→ **Task prompt**
Find the lines holding the string "this" in the data, then copy all of them.

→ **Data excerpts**

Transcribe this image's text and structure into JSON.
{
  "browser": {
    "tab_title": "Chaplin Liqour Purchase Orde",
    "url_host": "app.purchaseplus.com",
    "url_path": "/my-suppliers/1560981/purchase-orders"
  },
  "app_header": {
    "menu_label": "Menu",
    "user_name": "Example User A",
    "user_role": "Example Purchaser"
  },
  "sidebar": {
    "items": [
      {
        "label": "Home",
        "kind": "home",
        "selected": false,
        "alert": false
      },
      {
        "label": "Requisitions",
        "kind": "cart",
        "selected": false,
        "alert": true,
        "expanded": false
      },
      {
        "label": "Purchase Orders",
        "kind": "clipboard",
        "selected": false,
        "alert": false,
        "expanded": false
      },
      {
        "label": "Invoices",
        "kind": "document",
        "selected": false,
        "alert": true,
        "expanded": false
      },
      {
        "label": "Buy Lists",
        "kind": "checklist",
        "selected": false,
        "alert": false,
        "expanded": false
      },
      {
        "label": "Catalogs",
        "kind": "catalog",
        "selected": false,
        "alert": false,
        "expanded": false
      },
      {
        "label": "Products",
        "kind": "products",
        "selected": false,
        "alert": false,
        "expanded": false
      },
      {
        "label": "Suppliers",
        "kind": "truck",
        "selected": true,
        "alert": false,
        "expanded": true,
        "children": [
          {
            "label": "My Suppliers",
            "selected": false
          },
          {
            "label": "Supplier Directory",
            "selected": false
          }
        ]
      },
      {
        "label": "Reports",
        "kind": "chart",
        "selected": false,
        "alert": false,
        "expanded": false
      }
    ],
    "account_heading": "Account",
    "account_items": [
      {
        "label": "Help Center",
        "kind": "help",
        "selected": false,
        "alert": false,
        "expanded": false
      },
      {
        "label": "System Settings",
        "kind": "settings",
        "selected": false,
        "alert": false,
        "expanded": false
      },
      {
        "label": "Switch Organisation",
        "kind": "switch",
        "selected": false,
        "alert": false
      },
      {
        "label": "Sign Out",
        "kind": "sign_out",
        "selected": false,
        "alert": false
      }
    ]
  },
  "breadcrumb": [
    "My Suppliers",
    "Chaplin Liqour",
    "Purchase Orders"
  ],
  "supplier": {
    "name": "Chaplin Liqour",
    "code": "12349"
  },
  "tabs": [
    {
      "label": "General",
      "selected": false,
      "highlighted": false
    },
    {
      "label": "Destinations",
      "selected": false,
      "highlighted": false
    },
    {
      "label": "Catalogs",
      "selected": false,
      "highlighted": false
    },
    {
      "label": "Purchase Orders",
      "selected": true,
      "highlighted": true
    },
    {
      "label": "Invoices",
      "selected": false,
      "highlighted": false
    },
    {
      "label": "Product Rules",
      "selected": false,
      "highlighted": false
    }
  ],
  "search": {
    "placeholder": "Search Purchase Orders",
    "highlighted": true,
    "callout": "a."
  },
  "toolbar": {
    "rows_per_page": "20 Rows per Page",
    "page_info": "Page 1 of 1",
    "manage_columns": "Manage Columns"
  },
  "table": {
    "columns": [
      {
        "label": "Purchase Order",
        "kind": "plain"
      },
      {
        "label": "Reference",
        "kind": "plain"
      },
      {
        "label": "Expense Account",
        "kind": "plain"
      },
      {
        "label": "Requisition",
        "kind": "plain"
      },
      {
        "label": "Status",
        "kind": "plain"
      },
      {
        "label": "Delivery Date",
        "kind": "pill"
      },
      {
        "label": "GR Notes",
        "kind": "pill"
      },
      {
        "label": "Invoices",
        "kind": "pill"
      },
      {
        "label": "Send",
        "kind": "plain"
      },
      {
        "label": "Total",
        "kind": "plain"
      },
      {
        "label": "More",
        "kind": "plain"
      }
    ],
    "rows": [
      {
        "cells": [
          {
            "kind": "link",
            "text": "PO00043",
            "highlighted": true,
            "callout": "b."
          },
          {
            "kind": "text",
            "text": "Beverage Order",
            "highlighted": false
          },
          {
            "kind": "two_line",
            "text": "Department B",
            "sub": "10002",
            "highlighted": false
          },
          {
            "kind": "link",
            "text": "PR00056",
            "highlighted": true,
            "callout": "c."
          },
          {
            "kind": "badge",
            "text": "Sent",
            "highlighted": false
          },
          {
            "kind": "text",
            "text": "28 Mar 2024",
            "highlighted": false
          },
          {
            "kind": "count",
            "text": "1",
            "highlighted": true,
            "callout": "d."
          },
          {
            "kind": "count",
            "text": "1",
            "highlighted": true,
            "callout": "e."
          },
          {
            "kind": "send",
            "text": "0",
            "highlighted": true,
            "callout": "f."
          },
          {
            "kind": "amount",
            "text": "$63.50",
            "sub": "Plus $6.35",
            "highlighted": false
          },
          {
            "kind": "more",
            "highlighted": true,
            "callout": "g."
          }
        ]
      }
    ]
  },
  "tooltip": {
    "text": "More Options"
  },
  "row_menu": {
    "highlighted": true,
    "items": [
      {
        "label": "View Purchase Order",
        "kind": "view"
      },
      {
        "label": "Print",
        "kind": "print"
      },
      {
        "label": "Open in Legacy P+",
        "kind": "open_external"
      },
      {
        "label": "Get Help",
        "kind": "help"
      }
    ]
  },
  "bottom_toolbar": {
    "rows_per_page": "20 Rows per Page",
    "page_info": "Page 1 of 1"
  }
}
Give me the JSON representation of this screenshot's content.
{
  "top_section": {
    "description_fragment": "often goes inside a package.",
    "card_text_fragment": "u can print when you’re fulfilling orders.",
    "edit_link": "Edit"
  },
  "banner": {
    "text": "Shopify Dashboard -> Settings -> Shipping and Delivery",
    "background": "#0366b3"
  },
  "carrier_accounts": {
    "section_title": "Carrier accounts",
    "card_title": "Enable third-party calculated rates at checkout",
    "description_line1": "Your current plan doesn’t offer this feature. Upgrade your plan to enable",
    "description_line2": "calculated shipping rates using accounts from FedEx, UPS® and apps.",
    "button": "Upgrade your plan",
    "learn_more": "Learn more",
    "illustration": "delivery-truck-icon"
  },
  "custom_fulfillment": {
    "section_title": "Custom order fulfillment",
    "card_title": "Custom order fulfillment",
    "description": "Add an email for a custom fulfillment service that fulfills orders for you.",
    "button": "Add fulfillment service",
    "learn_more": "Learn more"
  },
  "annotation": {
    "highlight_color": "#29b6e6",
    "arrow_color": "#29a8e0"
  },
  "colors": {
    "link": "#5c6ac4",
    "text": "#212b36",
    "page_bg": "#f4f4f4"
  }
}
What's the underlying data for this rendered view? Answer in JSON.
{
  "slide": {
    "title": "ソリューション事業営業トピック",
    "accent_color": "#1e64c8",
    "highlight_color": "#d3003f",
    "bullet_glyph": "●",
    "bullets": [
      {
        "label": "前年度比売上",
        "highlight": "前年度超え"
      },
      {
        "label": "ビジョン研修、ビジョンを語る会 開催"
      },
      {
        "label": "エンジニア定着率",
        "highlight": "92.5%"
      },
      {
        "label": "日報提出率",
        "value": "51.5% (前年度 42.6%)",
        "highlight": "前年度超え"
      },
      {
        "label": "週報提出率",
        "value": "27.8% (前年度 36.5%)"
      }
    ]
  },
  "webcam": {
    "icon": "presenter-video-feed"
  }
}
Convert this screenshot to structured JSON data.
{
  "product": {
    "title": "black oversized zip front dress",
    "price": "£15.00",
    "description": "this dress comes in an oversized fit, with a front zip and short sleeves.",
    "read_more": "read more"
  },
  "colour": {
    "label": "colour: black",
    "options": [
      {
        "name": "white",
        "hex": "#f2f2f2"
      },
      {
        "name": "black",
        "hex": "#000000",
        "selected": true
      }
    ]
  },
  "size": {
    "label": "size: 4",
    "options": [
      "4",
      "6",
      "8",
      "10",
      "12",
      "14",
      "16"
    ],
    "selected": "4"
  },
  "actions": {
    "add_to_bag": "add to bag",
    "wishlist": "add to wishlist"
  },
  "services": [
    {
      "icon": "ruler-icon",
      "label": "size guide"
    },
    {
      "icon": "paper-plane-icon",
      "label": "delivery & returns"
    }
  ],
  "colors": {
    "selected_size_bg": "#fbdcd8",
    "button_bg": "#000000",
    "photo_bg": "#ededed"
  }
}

→ **Written answer**
Transcribe this image's text and structure into JSON.
Give me the JSON representation of this screenshot's content.
    "description_line1": "Your current plan doesn’t offer this feature. Upgrade your plan to enable",
What's the underlying data for this rendered view? Answer in JSON.
Convert this screenshot to structured JSON data.
    "description": "this dress comes in an oversized fit, with a front zip and short sleeves.",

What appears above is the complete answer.